What number of lines in the listing contain "plottwist"? Answer with that number only.

##############################

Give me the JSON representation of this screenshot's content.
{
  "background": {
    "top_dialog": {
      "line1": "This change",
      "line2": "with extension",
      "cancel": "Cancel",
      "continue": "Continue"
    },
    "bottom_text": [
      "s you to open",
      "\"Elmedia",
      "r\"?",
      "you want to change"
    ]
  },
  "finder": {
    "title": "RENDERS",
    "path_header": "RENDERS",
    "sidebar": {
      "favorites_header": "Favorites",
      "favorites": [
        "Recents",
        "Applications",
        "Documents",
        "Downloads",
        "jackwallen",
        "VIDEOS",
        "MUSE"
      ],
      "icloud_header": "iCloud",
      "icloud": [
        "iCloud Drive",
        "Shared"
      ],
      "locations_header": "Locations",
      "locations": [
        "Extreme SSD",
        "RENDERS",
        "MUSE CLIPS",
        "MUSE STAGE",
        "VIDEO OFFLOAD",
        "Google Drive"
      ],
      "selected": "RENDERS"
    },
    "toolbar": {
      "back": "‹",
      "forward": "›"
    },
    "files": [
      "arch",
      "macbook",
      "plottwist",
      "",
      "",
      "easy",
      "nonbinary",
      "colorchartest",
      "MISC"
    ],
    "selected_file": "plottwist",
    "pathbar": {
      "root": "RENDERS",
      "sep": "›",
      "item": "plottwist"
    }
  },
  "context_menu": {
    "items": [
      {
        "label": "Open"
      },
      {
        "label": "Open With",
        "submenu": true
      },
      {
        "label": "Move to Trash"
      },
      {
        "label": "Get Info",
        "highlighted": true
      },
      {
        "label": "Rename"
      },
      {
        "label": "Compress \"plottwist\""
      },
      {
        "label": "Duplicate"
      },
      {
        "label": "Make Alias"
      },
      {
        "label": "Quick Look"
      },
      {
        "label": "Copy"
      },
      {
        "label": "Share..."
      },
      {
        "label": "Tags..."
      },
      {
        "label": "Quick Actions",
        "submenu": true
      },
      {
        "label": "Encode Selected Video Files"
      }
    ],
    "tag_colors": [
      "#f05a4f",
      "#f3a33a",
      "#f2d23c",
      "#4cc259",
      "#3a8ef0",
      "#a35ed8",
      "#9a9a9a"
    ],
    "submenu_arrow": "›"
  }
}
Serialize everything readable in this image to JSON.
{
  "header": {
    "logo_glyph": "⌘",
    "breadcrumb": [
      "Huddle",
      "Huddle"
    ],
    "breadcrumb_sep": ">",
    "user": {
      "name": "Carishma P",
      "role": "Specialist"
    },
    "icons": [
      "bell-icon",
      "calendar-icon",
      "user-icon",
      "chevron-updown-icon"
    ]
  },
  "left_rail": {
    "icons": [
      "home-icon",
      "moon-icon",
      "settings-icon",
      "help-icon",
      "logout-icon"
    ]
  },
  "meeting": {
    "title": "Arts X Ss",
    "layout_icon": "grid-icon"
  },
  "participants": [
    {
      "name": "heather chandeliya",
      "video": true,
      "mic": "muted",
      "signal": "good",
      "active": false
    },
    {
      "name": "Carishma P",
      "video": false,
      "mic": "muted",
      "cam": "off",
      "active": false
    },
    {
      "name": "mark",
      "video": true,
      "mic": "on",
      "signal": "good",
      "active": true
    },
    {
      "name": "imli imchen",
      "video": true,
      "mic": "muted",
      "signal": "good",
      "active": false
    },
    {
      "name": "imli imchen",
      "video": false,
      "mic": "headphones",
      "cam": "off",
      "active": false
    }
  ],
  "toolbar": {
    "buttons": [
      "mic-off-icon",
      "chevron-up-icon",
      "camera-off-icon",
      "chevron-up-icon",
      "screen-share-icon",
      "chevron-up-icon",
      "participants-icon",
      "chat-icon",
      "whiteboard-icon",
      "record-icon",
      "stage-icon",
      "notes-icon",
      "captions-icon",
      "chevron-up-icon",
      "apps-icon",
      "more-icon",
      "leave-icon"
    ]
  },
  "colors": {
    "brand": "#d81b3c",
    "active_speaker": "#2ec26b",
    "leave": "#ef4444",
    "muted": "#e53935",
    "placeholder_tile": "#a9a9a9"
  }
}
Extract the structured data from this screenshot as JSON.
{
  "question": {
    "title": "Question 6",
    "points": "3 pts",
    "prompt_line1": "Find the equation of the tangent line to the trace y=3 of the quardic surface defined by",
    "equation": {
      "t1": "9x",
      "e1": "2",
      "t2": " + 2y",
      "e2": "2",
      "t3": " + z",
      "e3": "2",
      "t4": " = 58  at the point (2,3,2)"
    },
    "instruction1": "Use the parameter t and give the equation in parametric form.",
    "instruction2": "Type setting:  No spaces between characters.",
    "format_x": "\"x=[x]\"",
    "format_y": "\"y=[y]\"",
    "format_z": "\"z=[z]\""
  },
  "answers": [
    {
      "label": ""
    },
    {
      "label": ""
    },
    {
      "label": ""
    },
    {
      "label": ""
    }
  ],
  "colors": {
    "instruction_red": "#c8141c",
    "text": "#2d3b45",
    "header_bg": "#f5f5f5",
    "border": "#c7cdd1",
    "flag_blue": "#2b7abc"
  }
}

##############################

> Exercise solution:
4